Tools you can use to maximize your Social Security benefit

An article image

Choosing when to collect your Social Security benefits can have a large impact on your standard of living in retirement, especially if you didn’t save enough on your own. According to the Social Security Administration, Social Security benefits represent 30% of retirement income for the elderly. Deciding when to collect is a complicated task — you’ll have to consider factors like your spouse, your other sources of retirement income, your health status and the cost of Medicare deductions. 

“Because SSA maintains a neutral stance on the claiming decision, many other government, academic, nonprofit, and private groups have developed Social Security benefit calculators and tools for analyzing retirement finances to provide clarity on individuals’ retirement decisions,” states a 2016 report by the Social Security Administration. “The calculators may be very informative for older workers who have an established earnings record, but less so for younger workers whose future earnings may be unpredictable.”

While these tools vary in how much information they collect and how accurate the earnings estimates are, online calculators and tools can still provide individuals with an estimate of how much they’ll earn in benefits. The choice of when to collect could mean earning thousands or hundreds of thousands of dollars more. 

Below, Select highlights four online Social Security free and fee-based tools that people can use to figure out when to collect benefits. 

The social security Administration webdite

This one is a no-brainer, but the Social Security Administration website provides a number of different calculator tool— there’s a tool to help you figure out when your full retirement age is and another that calculates how your earnings (before full retirement age) could impact your benefit amount. 

The most useful tool that the Social Security administration has is the retirement estimator which calculates your monthly benefits from the administration’s own data on your earnings history. The closer you are to retirement, the more accurate the calculator will be because you’ll have fewer earnings years ahead of you. 

However, most of the calculators on the Social Security Administration website don’t account for many factors in the calculation of your monthly benefit. If you have a spouse or other sources of retirement income that could affect the percentage of your benefits that are taxable, you may have to use multiple tools.

Open Social Security

Open Social Security  is a free calculator developed by Mike Piper, a CPA. This calculator, unlike the Social Security Administration calculators, is more complex, accounting for multiple factors like whether an individual has a spouse, the average lifespan of men versus women and the potential for benefits to be cut in the future. 

The tool also provides individuals with a rundown of their yearly Social Security benefits and their cumulative earnings with a spouse over the course of retirement.

AARP Social Security Calculator

The AARP Social Security calculator is a basic calculator that provides a graphical depiction of how much your monthly benefit is depending on when you choose to collect.
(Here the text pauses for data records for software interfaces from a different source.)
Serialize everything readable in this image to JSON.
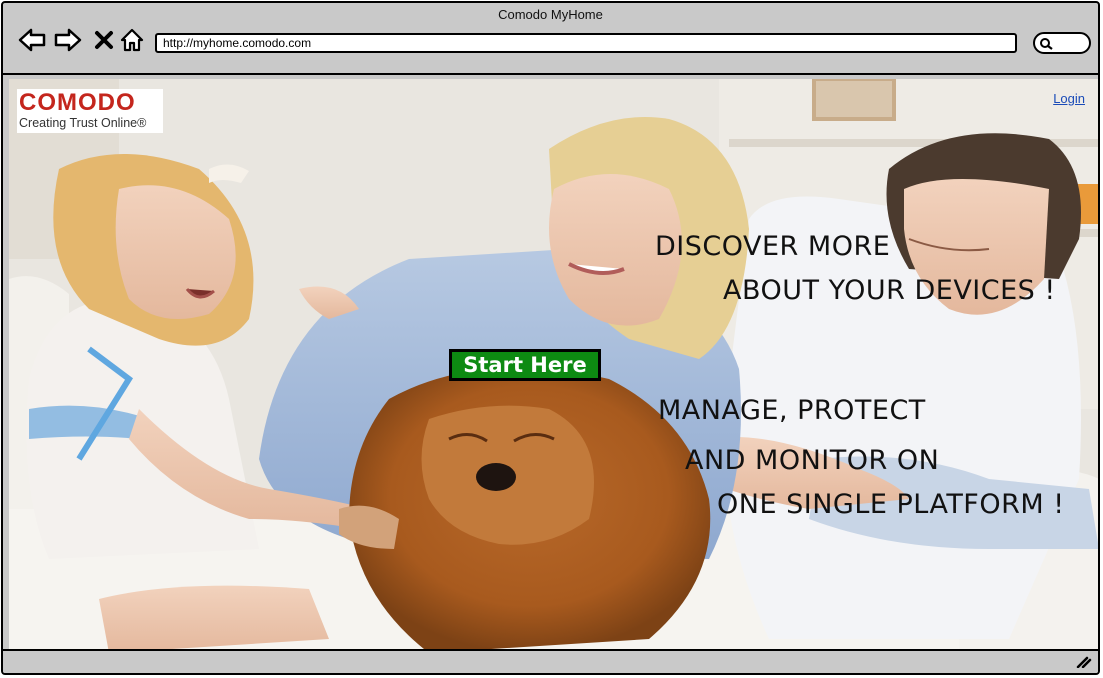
{
  "window": {
    "title": "Comodo MyHome",
    "url": "http://myhome.comodo.com"
  },
  "nav": {
    "back_icon": "back-arrow-icon",
    "forward_icon": "forward-arrow-icon",
    "stop_icon": "close-icon",
    "home_icon": "home-icon",
    "search_icon": "search-icon"
  },
  "header": {
    "logo_text": "COMODO",
    "logo_tagline": "Creating Trust Online®",
    "login_label": "Login"
  },
  "hero": {
    "image": "family-with-dog-photo",
    "start_label": "Start Here",
    "headline_1": {
      "line1": "DISCOVER MORE",
      "line2": "ABOUT YOUR DEVICES !"
    },
    "headline_2": {
      "line1": "MANAGE, PROTECT",
      "line2": "AND MONITOR ON",
      "line3": "ONE SINGLE PLATFORM !"
    }
  },
  "colors": {
    "brand_red": "#c4261d",
    "cta_green": "#0d8a12",
    "link_blue": "#1a4bb8",
    "chrome_gray": "#c9c9c9"
  }
}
The calculator also provides information on how much of your living expenses (based on an average retiree’s monthly living expenses) your Social Security benefits will cover.

The major drawback of this calculator is that it determines your monthly benefit with your average annual salary, so it might not be entirely accurate if your estimate of your average annual salary is not correct. The calculator also determines cumulative benefits based on if an individual collected at age 70, a goal that may not be realistic for many.

Other options that you can apply for retirement

Since Social Security is only meant to supplement people’s retirement income, it’s vital for people to save for retirement on their own. Pensions, 401(k)s, traditional IRAs and Roth IRAs are other popular sources of retirement income. If your employer offers matching 401K contributions,your first priority shoukd be maxing out the match

If your employer doesn’t offer matching contributions or you have extra money leftover to save for retirement, you might consider opening a Roth IRA or a traditional IRA.

A Roth IRA has an income limit so not everyone is eligible. Individuals who make less than $144,000 and married couples filing jointly who make less than $204,000 are eligible to contribute to a RothIRA. These accounts offer a unique  tax advantage You pay taxes on your upfront contributions so your investments grow tax-free over time. And when you do withdraw, you won’t pay taxes on any of your distributions (as long as you withdraw after age 59 and a half).

For those who don’t qualify for a Roth IRA, a traditional IRA is a good option because there are no income requirements. A traditional IRA offers a different type of tax advantage. With a traditional IRA individuals pay taxes on their investments when they withdraw that money in retirement. However, depending on your income and whether your employer offers a retirement plan, your traditional IRA contributions may be tax deductible. This means your contributions reduce your taxable income now and therefore how much you owe in taxes.

Leave a Reply

This site uses Akismet to reduce spam. Learn how your comment data is processed.

%d bloggers like this: